It’s also one of many places in the must-see play where Hodge easily could have lapsed into polemic. For that, as she surely knows, one can turn on Pacifica Radio, and be told in short order how open-minded human beings dedicated to justice and freedom “should” think.
But Hodge being brilliant, and “Chasing Mehserle” being art, it resists temptation to hit audiences over the head with blunt rhetoric or proselytize. Instead, Hodge uses copious amounts of humor and ambiguity to tell her ever-gripping tale.
In a story that could have been presented as black and white, the only incontrovertible realities are that unarmed Grant was shot in the back by Mehserle while lying face down on the platform of Oakland’s Fruitvale BART station; and that life is anything but a bowl of cherries for many underprivileged black men in Oakland and America.
Most everything else is a divine mixture of fiction and truth, out-of-the-box hilarity and gripping tragedy, known and unknown.
Dialogue and emotions often turn on a dime, as “Chasing Mehserle’s” two main characters, Watts (Michael Wayne Turner III) and his mom, Willie (Halili Knox), play out a co-dependent relationship that is both outrageous and plausible.
Directed by Marc Bamuthi Joseph and Sean San Jose, Turner is remarkable, dynamic and real. Knox is both heart-warming and fierce, and the energized Wolf creates the perfect dysfunctional cohort for Turner’s maximally obsessed character.
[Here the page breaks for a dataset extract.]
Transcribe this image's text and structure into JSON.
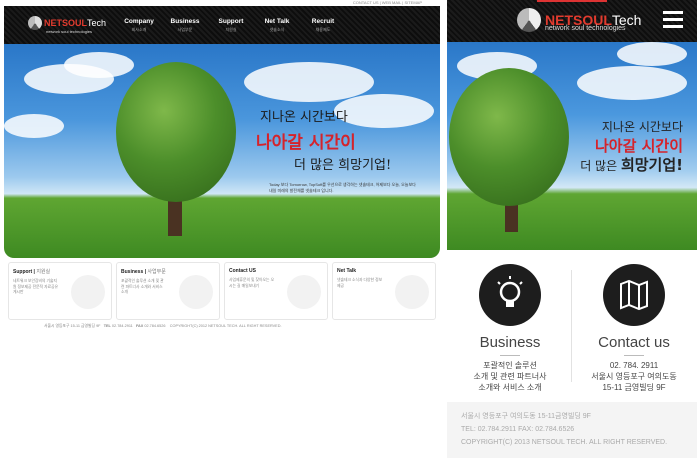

It’s hard not to love them all.
Every supporting actor — Danez Smith, Jonathan Williams, Tommy James Shepherd Jr., Tristan Cunningham and Isiah Thompson — deserves kudos.
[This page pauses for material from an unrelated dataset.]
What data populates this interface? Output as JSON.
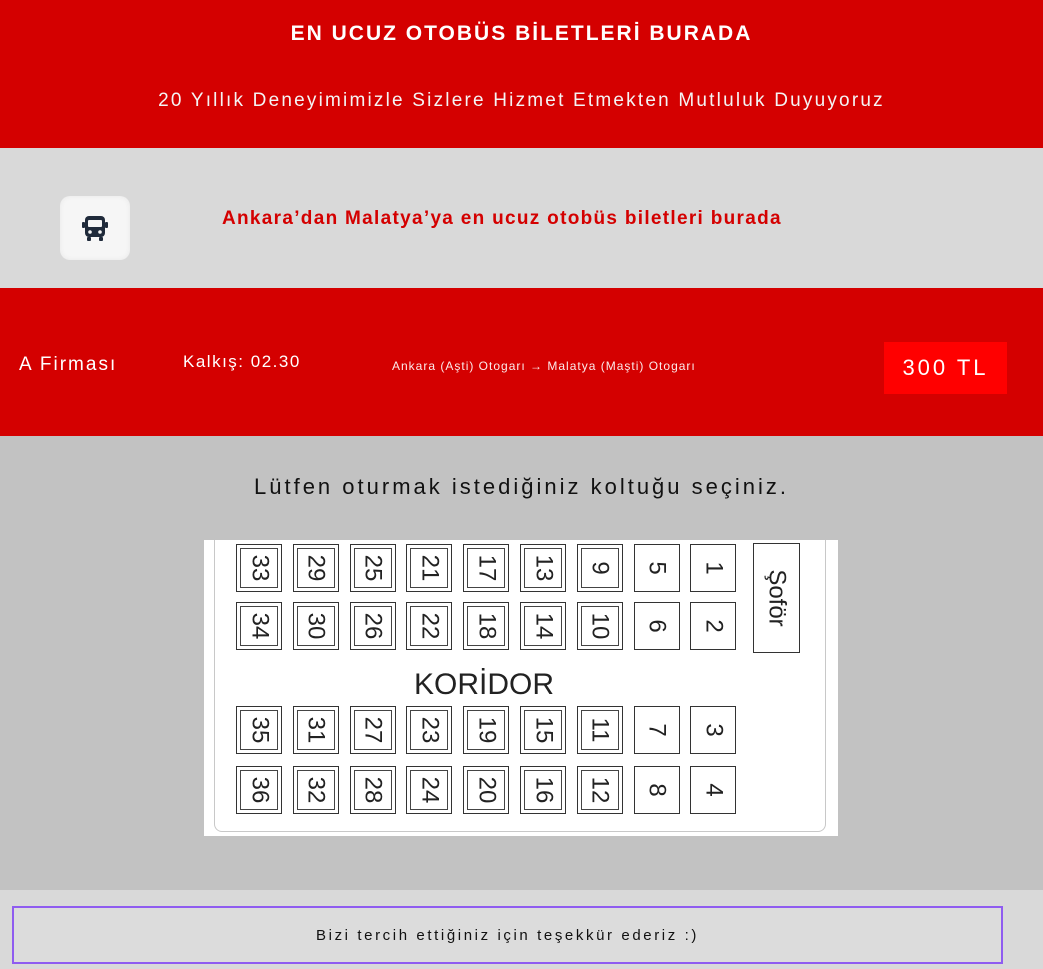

DJ Juan Wonway Posibul Amador uses his beats and soundscape to help audiences go deep into the story.
“Chasing Mehserle,” presented with support from Intersection’s Residency Program, Campo Santo, the Living World Project, Youth Speaks and a host of open-minded foundations, is a not-to-be-missed achievement.
Its impact resonates, and its questions churn long after patrons leave the theater.
Where: Intersection for the Arts, 925 Mission St., S.F.
When: 8 p.m. Thursdays-Sundays, through May 24
Note: More performances are at 8 p.m. May 29-31 at Z Space, 450 Florida St., S.F.; http://zspace.org/